* [DATA UNDER STUDY]

[Start of section]

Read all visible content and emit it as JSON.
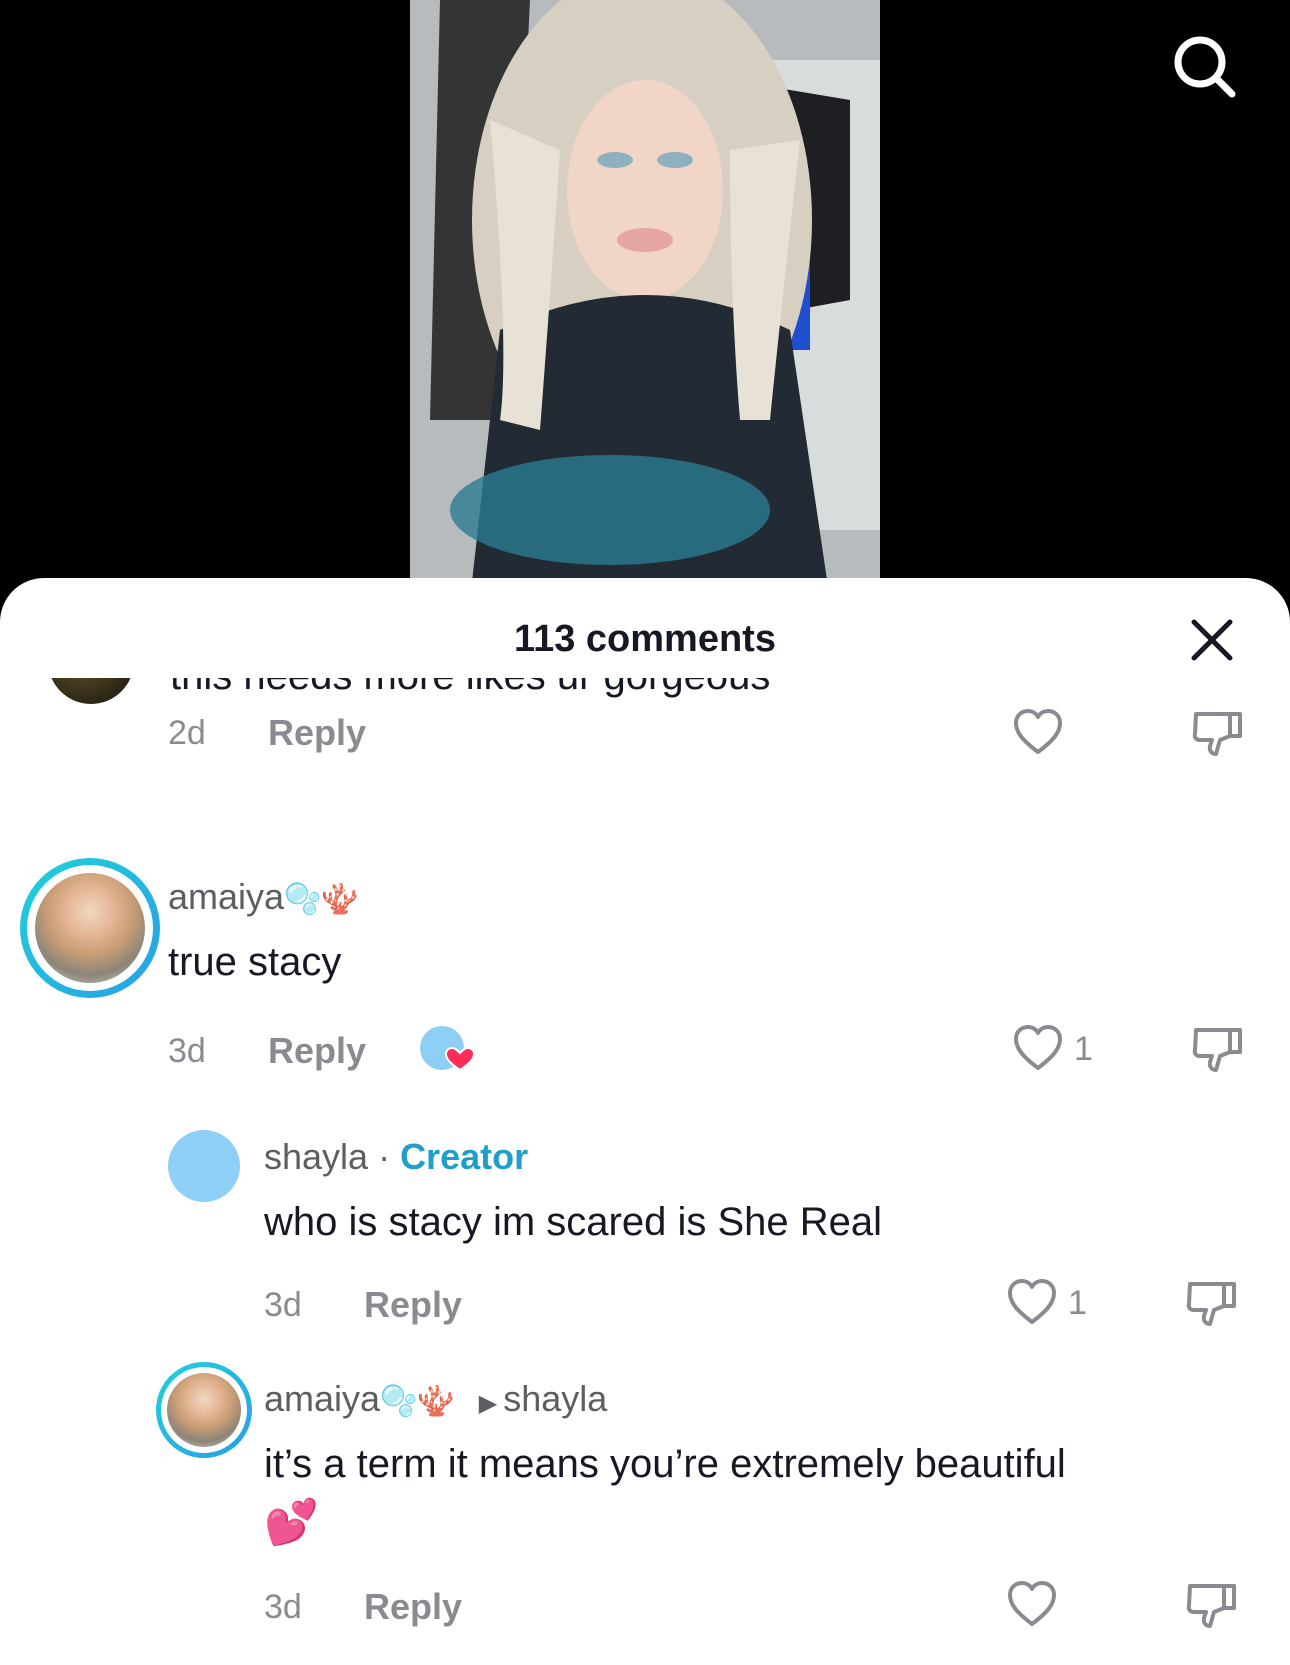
{
  "header": {
    "comments_title": "113 comments"
  },
  "comments": [
    {
      "partial_text": "this needs more likes ur gorgeous",
      "time": "2d",
      "reply_label": "Reply"
    },
    {
      "username": "amaiya",
      "username_emoji": "🫧🪸",
      "text": "true stacy",
      "time": "3d",
      "reply_label": "Reply",
      "likes": "1"
    },
    {
      "username": "shayla",
      "separator": " · ",
      "badge": "Creator",
      "text": "who is stacy im scared is She Real",
      "time": "3d",
      "reply_label": "Reply",
      "likes": "1"
    },
    {
      "username": "amaiya",
      "username_emoji": "🫧🪸",
      "reply_to": "shayla",
      "text": "it’s a term it means you’re extremely beautiful",
      "text_emoji": "💕",
      "time": "3d",
      "reply_label": "Reply"
    }
  ],
  "icons": [
    "search-icon",
    "close-icon",
    "heart-icon",
    "dislike-icon",
    "liked-by-creator-badge"
  ],
  "colors": {
    "accent": "#1f9ec9",
    "ring": "#1ed2d8",
    "creator_avatar": "#8ecff6"
  }
}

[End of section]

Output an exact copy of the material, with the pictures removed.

Read all visible content and emit it as JSON.
{
  "header": {
    "comments_title": "113 comments"
  },
  "comments": [
    {
      "partial_text": "this needs more likes ur gorgeous",
      "time": "2d",
      "reply_label": "Reply"
    },
    {
      "username": "amaiya",
      "username_emoji": "🫧🪸",
      "text": "true stacy",
      "time": "3d",
      "reply_label": "Reply",
      "likes": "1"
    },
    {
      "username": "shayla",
      "separator": " · ",
      "badge": "Creator",
      "text": "who is stacy im scared is She Real",
      "time": "3d",
      "reply_label": "Reply",
      "likes": "1"
    },
    {
      "username": "amaiya",
      "username_emoji": "🫧🪸",
      "reply_to": "shayla",
      "text": "it’s a term it means you’re extremely beautiful",
      "text_emoji": "💕",
      "time": "3d",
      "reply_label": "Reply"
    }
  ],
  "icons": [
    "search-icon",
    "close-icon",
    "heart-icon",
    "dislike-icon",
    "liked-by-creator-badge"
  ],
  "colors": {
    "accent": "#1f9ec9",
    "ring": "#1ed2d8",
    "creator_avatar": "#8ecff6"
  }
}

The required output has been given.